First published in serial form, and then in a volume in 1861, Great Expectations remains one of the finest examples of the genre of the Bildungsroman: the coming-of-age novel that reached the peak of its popularity in mid-late nineteenth-century Europe. Centred on the working-class orphan Philip Pirrip (Pip), destined to become an apprentice blacksmith, the story follows his unexpected rise to wealth and social status and his subsequent moral decline into snobbery, indolence and self-punishing love for the remote and beautiful Estella. Great Expectations combines the realistic development of its central character with the gothic excess of Miss Havisham, jilted on her wedding day and determined to seek her revenge on faithless men. Melodrama, crime, uncanny coincidences, and a sprawling cast of memorably eccentric characters form the landscape of Victorian England, its ideal of the self-made man cruelly inverted when Pip discovers that his fortune has in fact been “made” by the wealth of the convict Magwitch.  

Great Expectations has all the narrative ingredients of Dickens at his exuberant, sentimental and disturbing best.
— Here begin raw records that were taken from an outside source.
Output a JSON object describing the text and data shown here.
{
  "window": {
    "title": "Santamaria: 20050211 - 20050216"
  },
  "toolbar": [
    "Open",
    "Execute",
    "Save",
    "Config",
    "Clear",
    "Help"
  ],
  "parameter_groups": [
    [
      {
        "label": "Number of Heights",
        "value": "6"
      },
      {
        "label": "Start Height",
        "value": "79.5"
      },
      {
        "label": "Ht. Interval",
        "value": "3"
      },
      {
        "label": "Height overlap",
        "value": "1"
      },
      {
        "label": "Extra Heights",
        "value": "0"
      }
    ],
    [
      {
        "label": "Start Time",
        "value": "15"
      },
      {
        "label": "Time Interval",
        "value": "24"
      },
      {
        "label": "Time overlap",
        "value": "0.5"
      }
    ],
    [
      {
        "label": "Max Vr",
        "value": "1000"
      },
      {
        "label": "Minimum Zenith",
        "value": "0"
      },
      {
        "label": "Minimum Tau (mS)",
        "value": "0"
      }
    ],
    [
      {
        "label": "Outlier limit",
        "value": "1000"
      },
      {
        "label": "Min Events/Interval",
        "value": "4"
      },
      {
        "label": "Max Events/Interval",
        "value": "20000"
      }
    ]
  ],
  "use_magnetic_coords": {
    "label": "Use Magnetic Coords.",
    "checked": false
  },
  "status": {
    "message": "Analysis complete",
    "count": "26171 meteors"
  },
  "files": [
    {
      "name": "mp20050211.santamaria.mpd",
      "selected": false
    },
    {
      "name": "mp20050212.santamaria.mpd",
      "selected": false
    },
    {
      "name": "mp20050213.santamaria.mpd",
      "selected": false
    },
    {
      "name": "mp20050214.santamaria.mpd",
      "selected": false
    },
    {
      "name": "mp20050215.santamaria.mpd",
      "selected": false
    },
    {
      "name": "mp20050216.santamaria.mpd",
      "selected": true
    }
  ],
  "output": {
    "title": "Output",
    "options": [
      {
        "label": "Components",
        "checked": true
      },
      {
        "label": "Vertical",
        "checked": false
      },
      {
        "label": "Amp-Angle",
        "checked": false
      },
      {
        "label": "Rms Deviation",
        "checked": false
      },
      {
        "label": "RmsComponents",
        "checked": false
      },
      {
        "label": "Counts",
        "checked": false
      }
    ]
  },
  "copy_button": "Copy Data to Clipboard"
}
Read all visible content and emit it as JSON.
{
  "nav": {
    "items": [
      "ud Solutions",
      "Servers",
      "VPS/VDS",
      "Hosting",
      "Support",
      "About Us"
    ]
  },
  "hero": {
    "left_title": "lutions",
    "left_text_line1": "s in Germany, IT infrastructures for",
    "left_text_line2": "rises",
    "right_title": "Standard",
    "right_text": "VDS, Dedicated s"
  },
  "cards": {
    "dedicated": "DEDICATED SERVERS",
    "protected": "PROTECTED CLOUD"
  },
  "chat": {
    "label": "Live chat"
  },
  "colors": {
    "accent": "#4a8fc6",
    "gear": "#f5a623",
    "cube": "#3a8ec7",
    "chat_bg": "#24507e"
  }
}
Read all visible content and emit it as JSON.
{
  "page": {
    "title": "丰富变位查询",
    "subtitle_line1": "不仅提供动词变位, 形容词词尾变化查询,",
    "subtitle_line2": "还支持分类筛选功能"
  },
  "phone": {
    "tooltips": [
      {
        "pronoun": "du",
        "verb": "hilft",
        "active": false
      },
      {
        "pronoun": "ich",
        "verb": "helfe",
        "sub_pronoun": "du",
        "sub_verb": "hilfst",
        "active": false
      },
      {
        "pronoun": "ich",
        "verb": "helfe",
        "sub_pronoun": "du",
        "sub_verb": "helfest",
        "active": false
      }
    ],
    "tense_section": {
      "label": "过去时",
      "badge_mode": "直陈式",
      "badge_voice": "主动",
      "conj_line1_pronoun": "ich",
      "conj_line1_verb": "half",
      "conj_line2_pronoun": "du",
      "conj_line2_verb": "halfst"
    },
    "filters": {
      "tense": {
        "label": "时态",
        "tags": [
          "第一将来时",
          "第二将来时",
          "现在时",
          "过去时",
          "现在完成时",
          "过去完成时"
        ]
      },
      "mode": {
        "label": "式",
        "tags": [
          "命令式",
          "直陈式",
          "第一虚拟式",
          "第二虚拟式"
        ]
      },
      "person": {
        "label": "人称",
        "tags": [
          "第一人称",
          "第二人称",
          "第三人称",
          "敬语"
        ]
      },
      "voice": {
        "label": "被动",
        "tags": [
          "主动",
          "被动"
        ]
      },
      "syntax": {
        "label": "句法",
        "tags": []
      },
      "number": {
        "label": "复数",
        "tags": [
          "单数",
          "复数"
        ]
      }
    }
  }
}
There’s a redemptive death-bed scene and a violent death-by-fire; covert domestic violence, shameful secrets and the value of enduring love. There’s also savage social commentary, as Dickens exposes the dehumanising effects of industrialisation and the morally corrupting desire for money. The novel’s original conclusion, in which Pip learns to become a ‘better’ person only when it’s too late to change his life, was revised by his publishers to offer a reunion with the reformed Estella. But the original ending is much truer to Dickens’ pessimistic take on the Victorian faith in our capacity to re-make ourselves and our lives. Pip remains Pip: a palindromic name that suggests he can neither return to his working-class origins nor find happiness in the future.

Over 160 years since its publication, Great Expectations is a novel for our times in its exploration of the destructive effects of greed and status anxiety, and the injustice of obscene social inequality. One of my favourite classic novels.

Publisher's Review 

A terrifying encounter with an escaped convict in a graveyard on the wild Kent marshes; a summons to meet the bitter, decaying Miss Havisham and her beautiful, cold-hearted ward Estella; the sudden generosity of a mysterious benefactor - these form a series of events that change the orphaned Pip's life forever, and he eagerly abandons his humble origins to begin a new life as a gentleman. Dickens's haunting late novel depicts Pip's education and development through adversity as he discovers thetrue nature of his 'great expectations'.